═══ Data for processing ═══

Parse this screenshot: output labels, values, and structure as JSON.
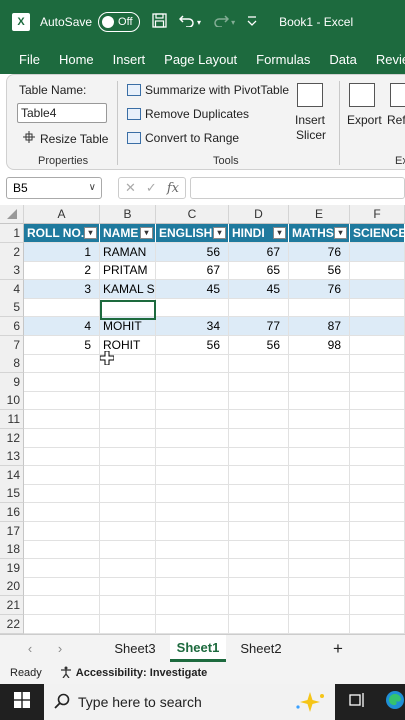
{
  "titlebar": {
    "app_logo": "X",
    "autosave_label": "AutoSave",
    "toggle_state": "Off",
    "title": "Book1 - Excel",
    "icons": [
      "save-icon",
      "undo-icon",
      "redo-icon",
      "customize-icon"
    ]
  },
  "menu": {
    "items": [
      "File",
      "Home",
      "Insert",
      "Page Layout",
      "Formulas",
      "Data",
      "Review"
    ]
  },
  "ribbon": {
    "properties": {
      "table_name_label": "Table Name:",
      "table_name_value": "Table4",
      "resize_label": "Resize Table",
      "group_label": "Properties"
    },
    "tools": {
      "pivot_label": "Summarize with PivotTable",
      "dup_label": "Remove Duplicates",
      "range_label": "Convert to Range",
      "slicer_label_1": "Insert",
      "slicer_label_2": "Slicer",
      "group_label": "Tools"
    },
    "external": {
      "export_label": "Export",
      "refresh_label": "Refr",
      "group_label": "Ex"
    }
  },
  "formula": {
    "namebox": "B5",
    "cancel": "✕",
    "enter": "✓",
    "fx": "fx"
  },
  "grid": {
    "columns": [
      "A",
      "B",
      "C",
      "D",
      "E",
      "F"
    ],
    "rows": [
      "1",
      "2",
      "3",
      "4",
      "5",
      "6",
      "7",
      "8",
      "9",
      "10",
      "11",
      "12",
      "13",
      "14",
      "15",
      "16",
      "17",
      "18",
      "19",
      "20",
      "21",
      "22"
    ],
    "headers": [
      "ROLL NO.",
      "NAME",
      "ENGLISH",
      "HINDI",
      "MATHS",
      "SCIENCE"
    ],
    "data": [
      [
        "1",
        "RAMAN",
        "56",
        "67",
        "76",
        ""
      ],
      [
        "2",
        "PRITAM",
        "67",
        "65",
        "56",
        ""
      ],
      [
        "3",
        "KAMAL SI",
        "45",
        "45",
        "76",
        ""
      ],
      [
        "",
        "",
        "",
        "",
        "",
        ""
      ],
      [
        "4",
        "MOHIT",
        "34",
        "77",
        "87",
        ""
      ],
      [
        "5",
        "ROHIT",
        "56",
        "56",
        "98",
        ""
      ]
    ]
  },
  "sheets": {
    "nav_prev": "‹",
    "nav_next": "›",
    "tabs": [
      "Sheet3",
      "Sheet1",
      "Sheet2"
    ],
    "active": "Sheet1",
    "add": "+"
  },
  "status": {
    "ready": "Ready",
    "accessibility": "Accessibility: Investigate"
  },
  "taskbar": {
    "search_placeholder": "Type here to search"
  },
  "colors": {
    "excel_green": "#1d6a3e",
    "table_header": "#1f7a9e",
    "band": "#ddebf7"
  }
}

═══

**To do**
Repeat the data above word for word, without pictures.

**Response box**
Parse this screenshot: output labels, values, and structure as JSON.
{
  "titlebar": {
    "app_logo": "X",
    "autosave_label": "AutoSave",
    "toggle_state": "Off",
    "title": "Book1 - Excel",
    "icons": [
      "save-icon",
      "undo-icon",
      "redo-icon",
      "customize-icon"
    ]
  },
  "menu": {
    "items": [
      "File",
      "Home",
      "Insert",
      "Page Layout",
      "Formulas",
      "Data",
      "Review"
    ]
  },
  "ribbon": {
    "properties": {
      "table_name_label": "Table Name:",
      "table_name_value": "Table4",
      "resize_label": "Resize Table",
      "group_label": "Properties"
    },
    "tools": {
      "pivot_label": "Summarize with PivotTable",
      "dup_label": "Remove Duplicates",
      "range_label": "Convert to Range",
      "slicer_label_1": "Insert",
      "slicer_label_2": "Slicer",
      "group_label": "Tools"
    },
    "external": {
      "export_label": "Export",
      "refresh_label": "Refr",
      "group_label": "Ex"
    }
  },
  "formula": {
    "namebox": "B5",
    "cancel": "✕",
    "enter": "✓",
    "fx": "fx"
  },
  "grid": {
    "columns": [
      "A",
      "B",
      "C",
      "D",
      "E",
      "F"
    ],
    "rows": [
      "1",
      "2",
      "3",
      "4",
      "5",
      "6",
      "7",
      "8",
      "9",
      "10",
      "11",
      "12",
      "13",
      "14",
      "15",
      "16",
      "17",
      "18",
      "19",
      "20",
      "21",
      "22"
    ],
    "headers": [
      "ROLL NO.",
      "NAME",
      "ENGLISH",
      "HINDI",
      "MATHS",
      "SCIENCE"
    ],
    "data": [
      [
        "1",
        "RAMAN",
        "56",
        "67",
        "76",
        ""
      ],
      [
        "2",
        "PRITAM",
        "67",
        "65",
        "56",
        ""
      ],
      [
        "3",
        "KAMAL SI",
        "45",
        "45",
        "76",
        ""
      ],
      [
        "",
        "",
        "",
        "",
        "",
        ""
      ],
      [
        "4",
        "MOHIT",
        "34",
        "77",
        "87",
        ""
      ],
      [
        "5",
        "ROHIT",
        "56",
        "56",
        "98",
        ""
      ]
    ]
  },
  "sheets": {
    "nav_prev": "‹",
    "nav_next": "›",
    "tabs": [
      "Sheet3",
      "Sheet1",
      "Sheet2"
    ],
    "active": "Sheet1",
    "add": "+"
  },
  "status": {
    "ready": "Ready",
    "accessibility": "Accessibility: Investigate"
  },
  "taskbar": {
    "search_placeholder": "Type here to search"
  },
  "colors": {
    "excel_green": "#1d6a3e",
    "table_header": "#1f7a9e",
    "band": "#ddebf7"
  }
}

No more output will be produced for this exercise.